##### RECORDS FOR THIS EXERCISE

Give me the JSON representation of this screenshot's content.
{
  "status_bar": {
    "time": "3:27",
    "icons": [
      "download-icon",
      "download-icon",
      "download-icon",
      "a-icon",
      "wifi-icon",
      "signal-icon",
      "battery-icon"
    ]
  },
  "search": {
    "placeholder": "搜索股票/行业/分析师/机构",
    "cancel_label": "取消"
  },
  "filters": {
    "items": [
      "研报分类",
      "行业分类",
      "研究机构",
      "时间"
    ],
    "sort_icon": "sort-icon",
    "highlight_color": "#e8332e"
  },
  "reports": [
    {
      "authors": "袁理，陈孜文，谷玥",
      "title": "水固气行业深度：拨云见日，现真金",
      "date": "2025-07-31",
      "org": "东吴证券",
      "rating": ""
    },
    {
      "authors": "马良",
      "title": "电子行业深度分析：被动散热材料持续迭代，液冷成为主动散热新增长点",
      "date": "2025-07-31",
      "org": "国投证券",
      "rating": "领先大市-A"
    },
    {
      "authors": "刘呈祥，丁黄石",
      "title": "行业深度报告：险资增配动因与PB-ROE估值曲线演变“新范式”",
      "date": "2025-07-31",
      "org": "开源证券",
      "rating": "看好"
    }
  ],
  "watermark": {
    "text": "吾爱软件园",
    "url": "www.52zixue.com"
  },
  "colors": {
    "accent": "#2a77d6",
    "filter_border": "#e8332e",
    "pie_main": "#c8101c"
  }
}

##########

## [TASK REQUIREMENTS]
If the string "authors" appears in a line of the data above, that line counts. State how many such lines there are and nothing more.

## [SOLUTION TO THIS PROBLEM]
3